Mark Zuckerberg has doubled down on his commitment to “free expression”, arguing that Facebook isn’t responsible for preventing the spread of misinformation on the platform.
Amid heightened debate over Facebook’s role in fact-checking political advertisements and cracking down on hate speech, Zuckerberg delivered a near 40-minute speech at Georgetown University espousing the importance of “free expression” on the platform and warning against “potentially cracking down too much”.
In the speech, Zuckerberg aimed to position Facebook as a bastion of free expression, railing against growing calls for the platform to crack down on the spread of misinformation and hate speech, and even appeared to argue that the Iraq War may have been prevented had Facebook been around at the time.
Facebook has been widely criticised for shirking its responsibilities in preventing politicians from spreading misinformation in advertisements on the platform, with US presidential candidate Elizabeth Warren labelling the platform a “disinformation-for-profit machine”.
The social media giant has previously argued that it does not have a responsibility to “referee” political debates or ads, and that posts containing lies will remain on the platform as they are still newsworthy.
Zuckerberg attempted to argue for the importance of freedom of expression, saying that Facebook is merely a platform rather than a publisher.

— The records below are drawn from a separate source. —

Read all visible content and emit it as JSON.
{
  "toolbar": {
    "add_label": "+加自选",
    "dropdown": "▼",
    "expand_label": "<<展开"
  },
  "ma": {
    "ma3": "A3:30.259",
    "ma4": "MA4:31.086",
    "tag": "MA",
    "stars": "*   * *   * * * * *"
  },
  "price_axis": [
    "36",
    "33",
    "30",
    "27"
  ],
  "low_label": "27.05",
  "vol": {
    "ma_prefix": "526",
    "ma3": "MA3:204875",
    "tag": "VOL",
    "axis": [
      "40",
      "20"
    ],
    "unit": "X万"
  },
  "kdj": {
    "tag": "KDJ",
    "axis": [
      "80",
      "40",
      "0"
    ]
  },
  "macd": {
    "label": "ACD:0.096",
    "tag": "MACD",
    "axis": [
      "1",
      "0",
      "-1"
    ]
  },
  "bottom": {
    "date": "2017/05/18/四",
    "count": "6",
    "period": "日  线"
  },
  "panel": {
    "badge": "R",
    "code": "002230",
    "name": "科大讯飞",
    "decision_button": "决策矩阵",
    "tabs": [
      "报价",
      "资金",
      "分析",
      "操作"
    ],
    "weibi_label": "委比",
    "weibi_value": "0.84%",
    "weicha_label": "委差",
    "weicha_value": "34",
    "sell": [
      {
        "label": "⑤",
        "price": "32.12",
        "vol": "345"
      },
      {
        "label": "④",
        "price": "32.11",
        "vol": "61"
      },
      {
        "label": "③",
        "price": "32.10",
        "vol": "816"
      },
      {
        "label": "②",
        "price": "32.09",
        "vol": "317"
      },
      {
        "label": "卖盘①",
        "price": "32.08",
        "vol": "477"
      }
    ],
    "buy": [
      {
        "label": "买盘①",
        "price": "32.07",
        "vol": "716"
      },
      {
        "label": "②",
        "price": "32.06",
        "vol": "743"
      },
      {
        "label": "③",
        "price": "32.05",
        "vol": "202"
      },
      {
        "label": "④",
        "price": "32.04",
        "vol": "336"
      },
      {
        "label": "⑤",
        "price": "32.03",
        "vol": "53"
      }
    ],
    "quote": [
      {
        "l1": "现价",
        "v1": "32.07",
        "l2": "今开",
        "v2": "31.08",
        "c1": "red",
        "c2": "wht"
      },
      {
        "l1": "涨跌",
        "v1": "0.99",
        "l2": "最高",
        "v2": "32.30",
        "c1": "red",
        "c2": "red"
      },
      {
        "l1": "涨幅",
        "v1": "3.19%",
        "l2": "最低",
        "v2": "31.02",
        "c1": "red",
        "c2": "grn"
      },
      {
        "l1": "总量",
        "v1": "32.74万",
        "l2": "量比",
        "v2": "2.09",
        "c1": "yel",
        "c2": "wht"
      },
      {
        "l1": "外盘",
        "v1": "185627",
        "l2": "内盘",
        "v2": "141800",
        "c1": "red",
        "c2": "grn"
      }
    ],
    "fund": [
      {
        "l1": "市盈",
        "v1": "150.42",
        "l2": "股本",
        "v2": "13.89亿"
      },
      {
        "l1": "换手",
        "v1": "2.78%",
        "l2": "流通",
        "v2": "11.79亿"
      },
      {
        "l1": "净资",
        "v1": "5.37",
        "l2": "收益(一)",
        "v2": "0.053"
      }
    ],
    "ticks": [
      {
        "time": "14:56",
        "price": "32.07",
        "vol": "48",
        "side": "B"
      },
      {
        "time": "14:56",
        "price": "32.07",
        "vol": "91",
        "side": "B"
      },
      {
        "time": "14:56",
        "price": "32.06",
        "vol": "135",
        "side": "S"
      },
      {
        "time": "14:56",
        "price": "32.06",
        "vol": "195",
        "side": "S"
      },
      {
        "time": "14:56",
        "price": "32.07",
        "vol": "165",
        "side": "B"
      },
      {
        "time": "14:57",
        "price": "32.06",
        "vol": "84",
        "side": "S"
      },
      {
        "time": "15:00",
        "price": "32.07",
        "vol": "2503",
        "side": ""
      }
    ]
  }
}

“People having the power to express themselves at scale as a new kind of force in the world - a fifth estate alongside the other power structures of society,” Zuckerberg said in the speech.
“I’m here today because I believe we must continue to stand for free expression.”
He again argued that it isn’t the role of the big tech platforms to call out misinformation or outright lies.
“While I certainly worry about an erosion of truth, I don’t think most people want to live in a world where you can only post things that tech companies judged to be 100 percent true,” Zuckerberg said.
“Given the sensitivity around political ads, I’ve considered whether we should stop allowing them altogether. But political ads are an important part of voice, especially for local candidates, up-and-coming challengers and advocacy groups that may not get much media attention otherwise.”
“Banning political ads favours incumbents and whoever the media covers.”
Zuckerberg’s comments were swiftly rebuked by a spokesperson for US presidential candidate Joe Biden.
“Zuckerberg attempted to use the Constitution as a shield for his company’s bottom line, and his choice to cloak Facebook’s policy in a feigned concern for free expression demonstrates how unprepared his company is for this unique moment in our history and how little it has learned over the past few years,” the spokesperson said.
Political ads on Facebook have been hotly debated recently after US president Donald Trump ran a video falsely accusing Biden of committing corrupt acts in the Ukraine. Television networks CNN and NBCU refused to show the ad, but Facebook did not take it down.
This has been widely criticised, with Elizabeth Warren herself posting a deliberately false ad on the platform to prove her point.
“Facebook changed their ads policy to allow politicians to run ads with known lies - explicitly turning the platform into a disinformation-for-profit machine,” Warren said.
In the speech, Zuckerberg also attempted to rewrite the origin story of Facebook around freedom of speech and the Iraq War.
“I remember feeling that if more people had a voice to share their experiences, then maybe it could have gone differently. Those early years shaped my belief that giving everyone a voice empowers the powerless and pushes society to be better over time,” he said.
Facebook, originally named ‘The Facebook’, was set up for male students to rate the attractiveness of females on campus.